  5. iPad advertising: pockets of innovation: Rob O’Regan does a round up of iPad advertising. The presentation with 10 insights for Magazine Tablet Advertising is a great one, don’t miss it! Related: this Thursday, we’re hosting a free webinar about advertising in iPad magazines.–
  6. Magazines Get Serious About Ecommerce: An interesting read about how Time Out New York and Elle Magazineare incorporating e-commerce into the magazine experience. One thing that isn’t mentioned here is that it’s also a service to the readers. I think it’s possible to maintain integrity and have affiliate links (however, I think it’s harder to maintain integrity and have links to your own shop). The problem you’re faced with in digital is also the international aspect: if you’re aiming for an international crowd, having links that only ship to US addresses isn’t very reader friendly. Either way, this is definitely something that will grow.–
  7. New SFMOMA iPad App Tells Story of a Year: San Francisco Museum of Modern Art publish their annual report as an iPad app, full with rich content not available in the PDF version. Here’s a link to their app in Appstore. The app is of course created with our software.–
  8. HTML5 champion The Financial Times gets ready to ditch iOS app | TabTimes: Financial Times are moving from native iOS apps to HTML5. This is interesting, and for many publishers this is a good idea. If you only need to make your web page a bit more iPad/iPhone friendly, this is the way to go. However, there are native things you can do on the iPad that cannot be done with HTML5 apps. Like layers.This means that some of the things iPad users are used to will work differently in an HTML5 app. I’ll create a video in the near future showing the difference.–
  9. Mag+ CEO Gregg Hano: The keys to tablet magazine publishing success | TabTimes: Tabtimes interview Gregg Hano, the new CEO of Mag+ about successful digital publishing. Among other things, Gregg addresses the assumption “It seems inevitable that publishers will have to derive the majority of their revenues from advertising, just as they have in print.” (Hint: Gregg doesn’t agree)–
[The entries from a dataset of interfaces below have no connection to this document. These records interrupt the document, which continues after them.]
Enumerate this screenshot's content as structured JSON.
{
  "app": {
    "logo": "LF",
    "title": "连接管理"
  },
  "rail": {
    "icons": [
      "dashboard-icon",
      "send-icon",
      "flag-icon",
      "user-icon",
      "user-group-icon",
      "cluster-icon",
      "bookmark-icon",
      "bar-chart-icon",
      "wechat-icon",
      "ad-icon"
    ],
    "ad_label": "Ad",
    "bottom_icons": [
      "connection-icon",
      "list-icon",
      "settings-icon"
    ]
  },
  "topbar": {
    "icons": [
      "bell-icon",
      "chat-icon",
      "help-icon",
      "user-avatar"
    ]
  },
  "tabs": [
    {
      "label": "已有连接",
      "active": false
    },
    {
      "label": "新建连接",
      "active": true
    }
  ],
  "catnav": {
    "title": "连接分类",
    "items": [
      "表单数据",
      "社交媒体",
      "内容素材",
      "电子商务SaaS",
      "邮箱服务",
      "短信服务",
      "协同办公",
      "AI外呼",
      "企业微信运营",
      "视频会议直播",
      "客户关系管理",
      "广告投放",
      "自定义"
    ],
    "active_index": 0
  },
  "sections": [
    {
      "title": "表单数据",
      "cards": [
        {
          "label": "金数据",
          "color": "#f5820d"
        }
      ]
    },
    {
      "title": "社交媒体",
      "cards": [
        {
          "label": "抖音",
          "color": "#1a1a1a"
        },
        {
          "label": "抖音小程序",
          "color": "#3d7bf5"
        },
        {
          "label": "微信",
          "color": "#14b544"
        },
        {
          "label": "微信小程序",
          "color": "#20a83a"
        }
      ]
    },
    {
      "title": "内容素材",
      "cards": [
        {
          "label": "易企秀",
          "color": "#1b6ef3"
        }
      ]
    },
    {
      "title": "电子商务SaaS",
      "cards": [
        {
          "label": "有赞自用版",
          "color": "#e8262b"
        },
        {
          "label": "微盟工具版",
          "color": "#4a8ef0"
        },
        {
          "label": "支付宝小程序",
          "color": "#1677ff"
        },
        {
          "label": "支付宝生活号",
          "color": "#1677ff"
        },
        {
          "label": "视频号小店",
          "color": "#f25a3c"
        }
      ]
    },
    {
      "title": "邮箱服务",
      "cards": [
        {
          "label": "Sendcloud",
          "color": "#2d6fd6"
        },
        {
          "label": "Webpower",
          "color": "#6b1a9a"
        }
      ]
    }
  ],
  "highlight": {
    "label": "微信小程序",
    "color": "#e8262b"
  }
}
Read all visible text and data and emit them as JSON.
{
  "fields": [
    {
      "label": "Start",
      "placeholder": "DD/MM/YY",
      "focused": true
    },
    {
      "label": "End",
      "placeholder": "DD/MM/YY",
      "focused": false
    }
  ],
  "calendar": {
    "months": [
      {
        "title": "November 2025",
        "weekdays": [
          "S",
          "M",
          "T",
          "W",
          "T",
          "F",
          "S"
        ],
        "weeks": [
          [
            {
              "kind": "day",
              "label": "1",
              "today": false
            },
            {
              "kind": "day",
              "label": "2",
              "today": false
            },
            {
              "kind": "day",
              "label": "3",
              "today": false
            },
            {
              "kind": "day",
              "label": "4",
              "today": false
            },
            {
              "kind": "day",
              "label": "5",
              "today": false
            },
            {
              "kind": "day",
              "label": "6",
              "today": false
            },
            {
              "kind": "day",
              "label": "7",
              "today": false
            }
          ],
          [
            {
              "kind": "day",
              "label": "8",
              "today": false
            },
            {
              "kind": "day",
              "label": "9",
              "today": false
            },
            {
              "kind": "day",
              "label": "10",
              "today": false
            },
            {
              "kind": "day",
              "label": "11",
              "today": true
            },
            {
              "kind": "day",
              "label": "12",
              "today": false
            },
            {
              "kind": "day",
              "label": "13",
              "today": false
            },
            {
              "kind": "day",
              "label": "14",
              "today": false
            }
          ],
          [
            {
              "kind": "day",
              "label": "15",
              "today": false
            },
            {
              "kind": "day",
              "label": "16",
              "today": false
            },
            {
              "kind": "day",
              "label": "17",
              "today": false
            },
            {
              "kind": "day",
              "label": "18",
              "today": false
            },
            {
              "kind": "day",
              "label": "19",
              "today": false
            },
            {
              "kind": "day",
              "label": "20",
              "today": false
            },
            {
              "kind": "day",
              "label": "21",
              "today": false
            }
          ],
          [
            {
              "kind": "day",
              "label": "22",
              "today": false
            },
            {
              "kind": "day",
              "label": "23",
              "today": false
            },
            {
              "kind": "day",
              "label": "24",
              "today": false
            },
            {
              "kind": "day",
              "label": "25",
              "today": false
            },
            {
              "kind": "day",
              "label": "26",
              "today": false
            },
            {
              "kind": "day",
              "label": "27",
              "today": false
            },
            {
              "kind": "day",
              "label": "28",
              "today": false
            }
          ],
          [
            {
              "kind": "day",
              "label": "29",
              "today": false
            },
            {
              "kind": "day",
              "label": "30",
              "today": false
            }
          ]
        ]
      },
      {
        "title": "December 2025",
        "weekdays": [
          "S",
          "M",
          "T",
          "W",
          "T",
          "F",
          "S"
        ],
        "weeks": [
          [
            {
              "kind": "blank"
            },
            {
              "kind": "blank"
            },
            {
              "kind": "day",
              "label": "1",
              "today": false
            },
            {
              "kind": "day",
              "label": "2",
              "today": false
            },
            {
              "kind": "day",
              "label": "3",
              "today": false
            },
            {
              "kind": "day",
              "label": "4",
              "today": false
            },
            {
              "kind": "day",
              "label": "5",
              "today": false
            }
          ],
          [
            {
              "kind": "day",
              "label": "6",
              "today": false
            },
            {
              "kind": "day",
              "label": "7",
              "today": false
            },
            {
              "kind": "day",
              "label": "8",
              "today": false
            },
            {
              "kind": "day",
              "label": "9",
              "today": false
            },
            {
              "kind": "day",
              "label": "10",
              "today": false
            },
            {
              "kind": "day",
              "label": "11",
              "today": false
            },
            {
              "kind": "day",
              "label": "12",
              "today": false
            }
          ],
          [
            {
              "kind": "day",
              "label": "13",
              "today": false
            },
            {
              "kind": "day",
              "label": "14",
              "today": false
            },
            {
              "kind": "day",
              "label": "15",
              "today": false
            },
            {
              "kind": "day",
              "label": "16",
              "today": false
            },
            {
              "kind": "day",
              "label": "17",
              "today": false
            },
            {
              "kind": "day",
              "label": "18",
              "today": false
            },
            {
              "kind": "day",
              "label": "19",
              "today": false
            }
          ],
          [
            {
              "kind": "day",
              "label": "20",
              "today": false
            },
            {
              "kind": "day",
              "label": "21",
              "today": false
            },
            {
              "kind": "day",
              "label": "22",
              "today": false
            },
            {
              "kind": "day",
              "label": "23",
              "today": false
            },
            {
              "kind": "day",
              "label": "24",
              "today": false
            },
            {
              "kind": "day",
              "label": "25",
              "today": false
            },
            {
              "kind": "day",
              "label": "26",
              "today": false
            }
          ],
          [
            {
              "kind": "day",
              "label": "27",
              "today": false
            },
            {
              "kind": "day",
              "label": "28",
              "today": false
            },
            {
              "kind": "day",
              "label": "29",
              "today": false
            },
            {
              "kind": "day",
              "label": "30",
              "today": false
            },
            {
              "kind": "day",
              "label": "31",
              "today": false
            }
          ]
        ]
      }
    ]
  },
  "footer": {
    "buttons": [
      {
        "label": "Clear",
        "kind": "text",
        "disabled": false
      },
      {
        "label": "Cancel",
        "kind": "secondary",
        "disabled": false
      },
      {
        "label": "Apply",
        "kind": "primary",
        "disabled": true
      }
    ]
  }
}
  10. MediaPost Publications Print Captures Local Eyes, But Digital Gaining Ground 04/26/2012: Some research about news consumption in print, desktop/laptops, smartphones and tablets. Tablets are still low, but digital consumption over all is not far behind print.Today, it’s a lot easier to monetize tablet content that appeals to a wide national or even international crowd. As numbers of tablets increase, this will change